Brief
Only a number is wanted here, namely how many lines of the data contain the string "SEQUENCER".

Excerpted data
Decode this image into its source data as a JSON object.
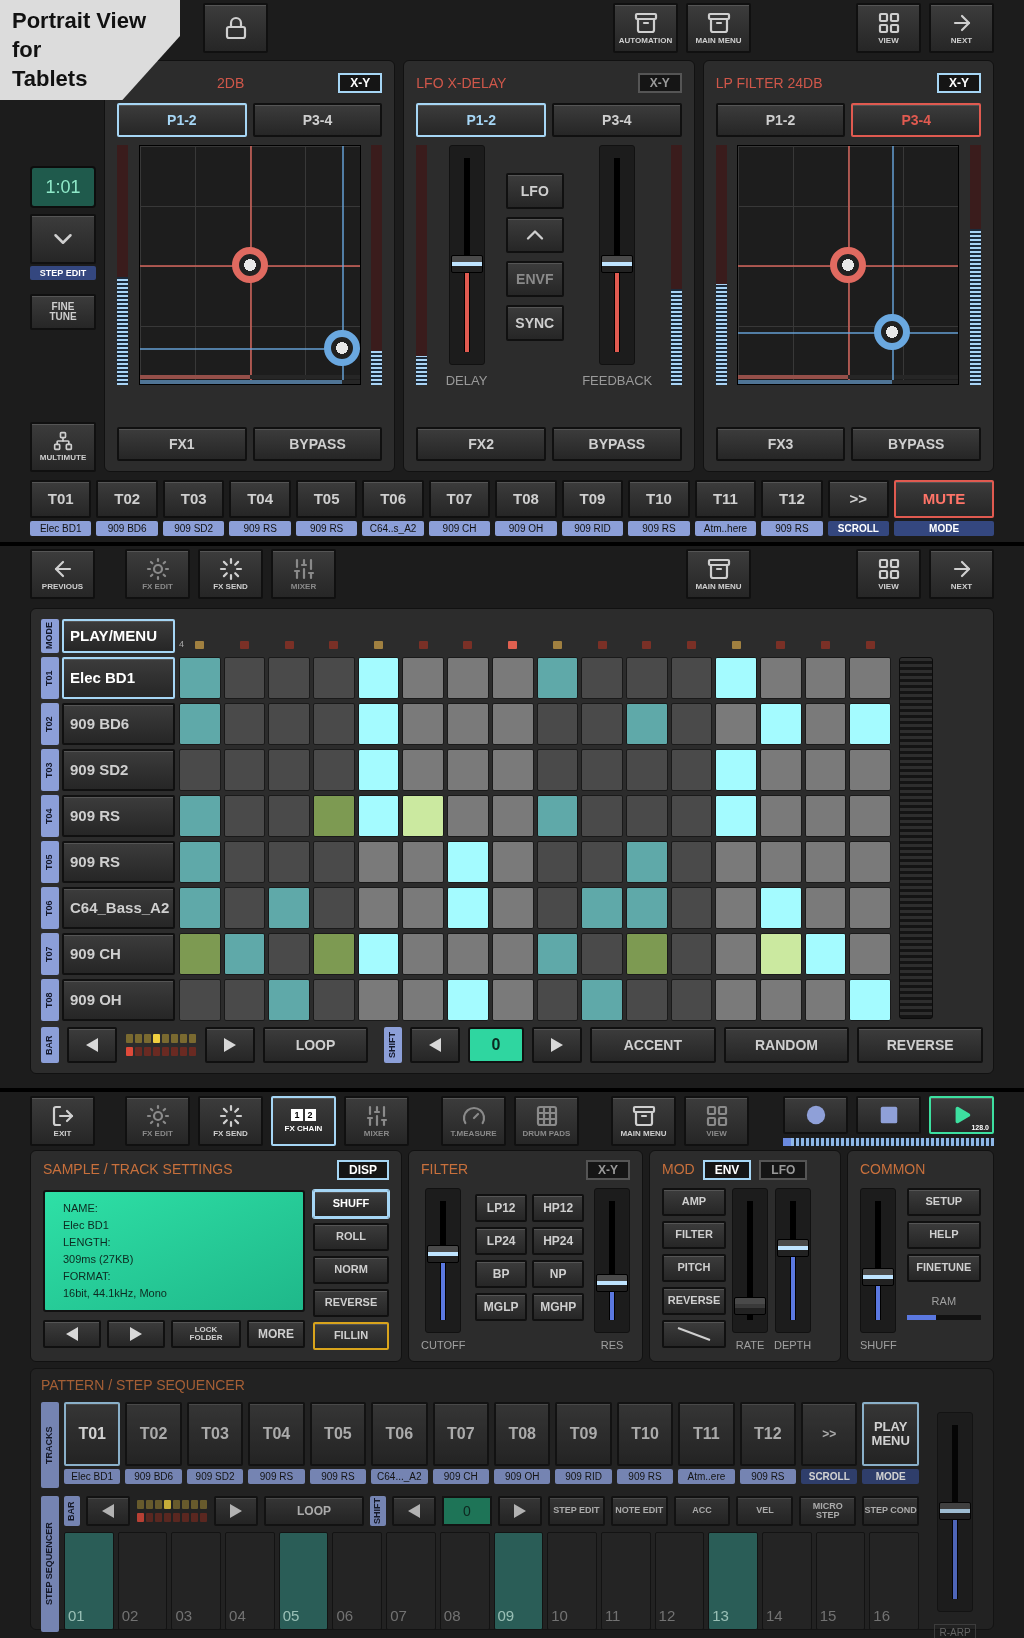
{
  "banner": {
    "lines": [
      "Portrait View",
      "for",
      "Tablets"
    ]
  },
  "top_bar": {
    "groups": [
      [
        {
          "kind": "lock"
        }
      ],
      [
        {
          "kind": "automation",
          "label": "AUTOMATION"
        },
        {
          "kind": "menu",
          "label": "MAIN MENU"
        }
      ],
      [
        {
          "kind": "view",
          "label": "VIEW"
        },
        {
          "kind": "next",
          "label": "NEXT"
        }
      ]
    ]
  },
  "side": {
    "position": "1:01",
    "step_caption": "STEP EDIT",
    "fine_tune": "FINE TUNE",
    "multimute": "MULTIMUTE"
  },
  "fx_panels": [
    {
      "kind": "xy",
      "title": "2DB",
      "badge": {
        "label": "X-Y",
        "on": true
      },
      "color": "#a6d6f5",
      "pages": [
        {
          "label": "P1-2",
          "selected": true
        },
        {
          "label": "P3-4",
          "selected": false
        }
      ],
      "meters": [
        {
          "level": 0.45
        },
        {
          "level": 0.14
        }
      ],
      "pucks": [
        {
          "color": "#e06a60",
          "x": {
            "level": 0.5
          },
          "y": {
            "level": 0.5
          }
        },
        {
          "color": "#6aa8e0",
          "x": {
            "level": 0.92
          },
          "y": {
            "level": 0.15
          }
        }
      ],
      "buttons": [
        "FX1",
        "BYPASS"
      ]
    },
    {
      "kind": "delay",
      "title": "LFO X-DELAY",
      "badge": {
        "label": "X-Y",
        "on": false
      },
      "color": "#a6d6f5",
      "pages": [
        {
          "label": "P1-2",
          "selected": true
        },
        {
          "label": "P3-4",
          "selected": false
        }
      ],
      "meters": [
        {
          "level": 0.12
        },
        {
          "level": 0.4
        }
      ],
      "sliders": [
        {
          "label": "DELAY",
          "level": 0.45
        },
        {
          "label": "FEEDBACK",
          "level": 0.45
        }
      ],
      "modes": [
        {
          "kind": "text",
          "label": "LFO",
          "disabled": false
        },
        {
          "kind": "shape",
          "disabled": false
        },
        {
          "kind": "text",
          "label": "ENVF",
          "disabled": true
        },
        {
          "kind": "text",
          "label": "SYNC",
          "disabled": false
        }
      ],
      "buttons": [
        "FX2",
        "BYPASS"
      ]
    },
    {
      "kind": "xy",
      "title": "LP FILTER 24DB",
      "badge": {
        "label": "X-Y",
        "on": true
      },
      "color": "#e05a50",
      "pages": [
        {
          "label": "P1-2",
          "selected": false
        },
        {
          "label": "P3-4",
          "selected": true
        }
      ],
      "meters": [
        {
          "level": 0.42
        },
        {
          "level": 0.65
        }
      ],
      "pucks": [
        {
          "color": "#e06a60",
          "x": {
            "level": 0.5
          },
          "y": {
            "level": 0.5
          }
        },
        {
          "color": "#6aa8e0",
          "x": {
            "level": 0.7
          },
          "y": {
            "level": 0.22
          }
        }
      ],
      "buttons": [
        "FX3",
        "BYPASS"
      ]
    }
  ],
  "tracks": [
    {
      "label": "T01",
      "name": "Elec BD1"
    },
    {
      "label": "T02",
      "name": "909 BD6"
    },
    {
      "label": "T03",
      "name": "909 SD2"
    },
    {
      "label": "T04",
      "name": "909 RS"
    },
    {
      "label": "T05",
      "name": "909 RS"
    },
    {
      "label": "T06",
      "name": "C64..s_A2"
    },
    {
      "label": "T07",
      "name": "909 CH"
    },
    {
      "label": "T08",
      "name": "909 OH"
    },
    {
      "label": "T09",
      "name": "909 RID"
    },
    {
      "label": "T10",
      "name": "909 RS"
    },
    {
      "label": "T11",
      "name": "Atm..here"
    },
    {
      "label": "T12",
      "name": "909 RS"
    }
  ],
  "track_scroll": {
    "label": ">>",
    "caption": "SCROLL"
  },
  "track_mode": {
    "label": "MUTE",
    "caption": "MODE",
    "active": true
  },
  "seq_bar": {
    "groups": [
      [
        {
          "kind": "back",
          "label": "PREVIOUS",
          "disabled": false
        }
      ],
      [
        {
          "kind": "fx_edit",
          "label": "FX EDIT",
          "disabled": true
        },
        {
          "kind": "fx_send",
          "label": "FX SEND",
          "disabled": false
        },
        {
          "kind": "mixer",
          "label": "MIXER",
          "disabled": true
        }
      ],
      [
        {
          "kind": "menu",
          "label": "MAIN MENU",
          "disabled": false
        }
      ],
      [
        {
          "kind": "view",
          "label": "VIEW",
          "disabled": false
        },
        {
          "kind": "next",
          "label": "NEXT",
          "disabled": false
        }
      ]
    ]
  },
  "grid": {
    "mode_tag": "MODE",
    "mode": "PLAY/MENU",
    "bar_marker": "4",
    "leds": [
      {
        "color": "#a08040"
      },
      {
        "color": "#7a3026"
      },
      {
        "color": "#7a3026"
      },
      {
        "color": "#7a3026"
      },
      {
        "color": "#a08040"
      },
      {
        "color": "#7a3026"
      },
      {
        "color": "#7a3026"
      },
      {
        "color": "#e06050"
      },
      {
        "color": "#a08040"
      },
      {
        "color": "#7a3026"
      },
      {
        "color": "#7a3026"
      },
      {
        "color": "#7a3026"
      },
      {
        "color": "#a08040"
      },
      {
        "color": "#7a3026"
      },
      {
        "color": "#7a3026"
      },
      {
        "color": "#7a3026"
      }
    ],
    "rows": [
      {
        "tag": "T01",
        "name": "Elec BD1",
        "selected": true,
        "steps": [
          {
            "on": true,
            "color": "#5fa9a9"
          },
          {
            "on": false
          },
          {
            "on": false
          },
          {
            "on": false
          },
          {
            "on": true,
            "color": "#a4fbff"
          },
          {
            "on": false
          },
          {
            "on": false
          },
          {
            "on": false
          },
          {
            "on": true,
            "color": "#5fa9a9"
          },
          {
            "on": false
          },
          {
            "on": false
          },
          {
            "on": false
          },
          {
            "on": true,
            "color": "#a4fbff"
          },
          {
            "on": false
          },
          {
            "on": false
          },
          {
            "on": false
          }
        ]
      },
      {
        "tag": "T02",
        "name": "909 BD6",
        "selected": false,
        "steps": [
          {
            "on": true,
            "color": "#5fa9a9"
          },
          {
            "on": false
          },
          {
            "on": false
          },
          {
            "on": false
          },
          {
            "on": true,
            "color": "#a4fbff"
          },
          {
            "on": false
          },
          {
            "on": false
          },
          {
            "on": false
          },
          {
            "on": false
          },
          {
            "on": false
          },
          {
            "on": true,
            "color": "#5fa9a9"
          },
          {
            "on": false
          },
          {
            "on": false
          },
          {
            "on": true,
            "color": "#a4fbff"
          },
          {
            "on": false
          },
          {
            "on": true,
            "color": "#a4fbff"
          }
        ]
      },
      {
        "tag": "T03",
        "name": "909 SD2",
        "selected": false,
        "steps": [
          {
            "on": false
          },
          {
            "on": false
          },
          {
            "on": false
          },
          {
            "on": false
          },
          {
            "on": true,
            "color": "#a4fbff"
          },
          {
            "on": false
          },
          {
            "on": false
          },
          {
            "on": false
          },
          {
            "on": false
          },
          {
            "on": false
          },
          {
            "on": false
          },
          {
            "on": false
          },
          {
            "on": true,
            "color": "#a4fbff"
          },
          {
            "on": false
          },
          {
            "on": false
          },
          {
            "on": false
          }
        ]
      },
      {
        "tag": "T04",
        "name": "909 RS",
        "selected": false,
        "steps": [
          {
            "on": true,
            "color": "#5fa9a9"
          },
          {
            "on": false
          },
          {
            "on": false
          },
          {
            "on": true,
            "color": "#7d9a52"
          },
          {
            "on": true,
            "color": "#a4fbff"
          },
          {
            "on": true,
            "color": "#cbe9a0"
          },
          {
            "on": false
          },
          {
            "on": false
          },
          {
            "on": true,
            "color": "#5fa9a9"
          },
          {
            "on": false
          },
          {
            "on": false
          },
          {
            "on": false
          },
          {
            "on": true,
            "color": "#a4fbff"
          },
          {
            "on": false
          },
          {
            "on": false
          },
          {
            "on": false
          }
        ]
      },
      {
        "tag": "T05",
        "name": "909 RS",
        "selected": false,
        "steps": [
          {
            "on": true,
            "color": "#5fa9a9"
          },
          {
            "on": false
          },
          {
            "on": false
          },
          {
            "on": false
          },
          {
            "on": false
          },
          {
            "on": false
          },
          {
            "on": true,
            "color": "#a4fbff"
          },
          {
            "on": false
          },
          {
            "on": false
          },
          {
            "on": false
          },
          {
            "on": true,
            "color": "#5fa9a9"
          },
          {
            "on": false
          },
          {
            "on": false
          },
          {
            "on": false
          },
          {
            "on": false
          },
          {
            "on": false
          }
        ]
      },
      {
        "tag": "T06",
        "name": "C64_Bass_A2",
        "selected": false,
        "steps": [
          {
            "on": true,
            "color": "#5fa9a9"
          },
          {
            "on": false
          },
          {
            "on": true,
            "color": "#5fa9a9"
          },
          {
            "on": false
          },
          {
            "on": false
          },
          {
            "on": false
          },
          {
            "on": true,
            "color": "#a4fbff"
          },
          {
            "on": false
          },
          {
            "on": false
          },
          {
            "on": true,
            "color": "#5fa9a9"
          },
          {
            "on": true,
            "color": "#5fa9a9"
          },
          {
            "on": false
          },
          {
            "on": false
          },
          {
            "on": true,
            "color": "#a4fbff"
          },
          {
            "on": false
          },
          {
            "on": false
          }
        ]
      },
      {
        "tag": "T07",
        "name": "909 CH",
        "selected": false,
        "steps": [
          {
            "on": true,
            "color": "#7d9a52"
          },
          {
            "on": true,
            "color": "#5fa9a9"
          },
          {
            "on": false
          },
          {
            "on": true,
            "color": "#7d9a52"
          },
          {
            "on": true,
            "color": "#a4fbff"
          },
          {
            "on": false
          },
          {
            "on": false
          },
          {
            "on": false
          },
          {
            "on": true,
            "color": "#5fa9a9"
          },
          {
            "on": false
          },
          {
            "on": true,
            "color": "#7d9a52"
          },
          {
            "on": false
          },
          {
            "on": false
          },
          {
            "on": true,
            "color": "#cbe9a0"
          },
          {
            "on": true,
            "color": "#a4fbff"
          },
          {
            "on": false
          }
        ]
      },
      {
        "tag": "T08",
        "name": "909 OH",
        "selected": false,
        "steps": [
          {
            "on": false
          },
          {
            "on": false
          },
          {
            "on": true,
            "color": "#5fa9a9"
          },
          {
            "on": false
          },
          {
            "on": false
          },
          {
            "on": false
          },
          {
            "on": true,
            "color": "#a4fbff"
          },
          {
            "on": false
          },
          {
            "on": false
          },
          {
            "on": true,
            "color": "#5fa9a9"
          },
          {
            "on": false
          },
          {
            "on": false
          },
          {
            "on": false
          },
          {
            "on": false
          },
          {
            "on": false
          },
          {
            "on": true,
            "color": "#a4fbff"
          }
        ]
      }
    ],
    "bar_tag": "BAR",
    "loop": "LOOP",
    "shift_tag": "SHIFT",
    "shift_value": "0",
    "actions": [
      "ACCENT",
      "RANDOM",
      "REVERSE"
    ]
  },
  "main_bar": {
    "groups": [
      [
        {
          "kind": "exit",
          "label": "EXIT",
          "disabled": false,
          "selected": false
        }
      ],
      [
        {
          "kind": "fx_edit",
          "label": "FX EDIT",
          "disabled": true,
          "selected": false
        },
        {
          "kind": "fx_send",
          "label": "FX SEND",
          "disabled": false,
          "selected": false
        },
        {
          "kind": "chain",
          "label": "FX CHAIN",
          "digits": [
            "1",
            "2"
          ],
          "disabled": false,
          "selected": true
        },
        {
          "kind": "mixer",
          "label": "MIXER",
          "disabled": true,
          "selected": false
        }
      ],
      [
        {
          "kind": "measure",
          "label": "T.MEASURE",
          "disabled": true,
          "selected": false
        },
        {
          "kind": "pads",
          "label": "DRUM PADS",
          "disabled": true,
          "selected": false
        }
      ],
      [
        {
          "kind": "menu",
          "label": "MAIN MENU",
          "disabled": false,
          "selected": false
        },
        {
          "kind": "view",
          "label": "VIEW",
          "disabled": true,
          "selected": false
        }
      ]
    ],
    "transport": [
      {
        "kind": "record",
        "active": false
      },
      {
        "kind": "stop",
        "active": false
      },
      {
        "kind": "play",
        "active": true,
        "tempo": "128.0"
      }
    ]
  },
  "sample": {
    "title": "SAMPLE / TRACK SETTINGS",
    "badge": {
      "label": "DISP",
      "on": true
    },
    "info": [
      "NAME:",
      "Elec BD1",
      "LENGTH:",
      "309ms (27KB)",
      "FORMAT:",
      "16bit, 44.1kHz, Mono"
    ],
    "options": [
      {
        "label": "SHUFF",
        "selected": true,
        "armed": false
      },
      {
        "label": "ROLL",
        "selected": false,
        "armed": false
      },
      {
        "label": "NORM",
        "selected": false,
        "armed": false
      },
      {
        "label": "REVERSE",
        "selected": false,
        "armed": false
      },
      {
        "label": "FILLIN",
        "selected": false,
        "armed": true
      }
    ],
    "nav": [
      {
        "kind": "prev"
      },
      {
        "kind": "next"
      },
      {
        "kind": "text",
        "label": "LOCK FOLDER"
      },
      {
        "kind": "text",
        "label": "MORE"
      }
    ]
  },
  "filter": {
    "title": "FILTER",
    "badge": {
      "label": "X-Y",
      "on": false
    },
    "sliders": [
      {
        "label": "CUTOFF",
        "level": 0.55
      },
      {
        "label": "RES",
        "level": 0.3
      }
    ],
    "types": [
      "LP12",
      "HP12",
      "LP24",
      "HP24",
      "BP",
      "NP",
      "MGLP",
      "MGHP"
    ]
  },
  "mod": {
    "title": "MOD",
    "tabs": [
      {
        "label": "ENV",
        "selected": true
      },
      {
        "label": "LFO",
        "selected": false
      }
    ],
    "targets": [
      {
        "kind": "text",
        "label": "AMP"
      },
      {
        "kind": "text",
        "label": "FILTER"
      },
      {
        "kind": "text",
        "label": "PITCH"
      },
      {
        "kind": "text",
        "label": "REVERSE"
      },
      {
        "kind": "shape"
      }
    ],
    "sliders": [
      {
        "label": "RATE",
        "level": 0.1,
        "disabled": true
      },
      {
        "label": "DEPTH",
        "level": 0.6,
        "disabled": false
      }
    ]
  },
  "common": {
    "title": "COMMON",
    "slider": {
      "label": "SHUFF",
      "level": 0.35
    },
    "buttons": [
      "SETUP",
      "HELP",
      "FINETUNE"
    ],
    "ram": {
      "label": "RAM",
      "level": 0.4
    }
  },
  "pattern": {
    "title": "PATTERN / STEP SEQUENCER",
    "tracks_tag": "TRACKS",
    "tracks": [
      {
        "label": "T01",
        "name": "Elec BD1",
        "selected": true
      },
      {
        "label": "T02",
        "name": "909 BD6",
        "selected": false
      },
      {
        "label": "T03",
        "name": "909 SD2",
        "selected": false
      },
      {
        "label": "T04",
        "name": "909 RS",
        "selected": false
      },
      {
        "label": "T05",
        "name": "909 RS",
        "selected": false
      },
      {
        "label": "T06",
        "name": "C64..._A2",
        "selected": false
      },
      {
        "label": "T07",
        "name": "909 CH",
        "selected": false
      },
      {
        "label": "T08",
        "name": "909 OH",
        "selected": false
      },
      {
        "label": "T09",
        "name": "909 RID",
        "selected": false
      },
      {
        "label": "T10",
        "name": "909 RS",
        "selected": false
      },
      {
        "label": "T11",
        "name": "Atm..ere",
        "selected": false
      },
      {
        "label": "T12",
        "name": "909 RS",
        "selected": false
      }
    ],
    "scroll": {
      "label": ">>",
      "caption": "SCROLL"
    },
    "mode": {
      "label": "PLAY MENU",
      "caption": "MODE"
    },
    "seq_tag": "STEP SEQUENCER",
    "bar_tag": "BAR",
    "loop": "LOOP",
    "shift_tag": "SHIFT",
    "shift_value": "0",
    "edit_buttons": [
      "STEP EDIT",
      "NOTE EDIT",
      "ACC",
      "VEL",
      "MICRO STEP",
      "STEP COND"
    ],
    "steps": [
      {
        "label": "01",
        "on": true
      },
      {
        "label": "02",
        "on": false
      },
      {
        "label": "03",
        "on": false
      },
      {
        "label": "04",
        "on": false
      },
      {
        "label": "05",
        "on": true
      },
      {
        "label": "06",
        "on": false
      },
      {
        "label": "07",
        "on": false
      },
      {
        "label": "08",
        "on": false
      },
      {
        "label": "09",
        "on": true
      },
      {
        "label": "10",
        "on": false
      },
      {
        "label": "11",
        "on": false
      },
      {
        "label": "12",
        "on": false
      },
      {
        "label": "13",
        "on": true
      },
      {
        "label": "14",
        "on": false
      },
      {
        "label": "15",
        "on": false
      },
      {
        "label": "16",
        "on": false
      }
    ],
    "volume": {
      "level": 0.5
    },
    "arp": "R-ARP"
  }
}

Completed task
2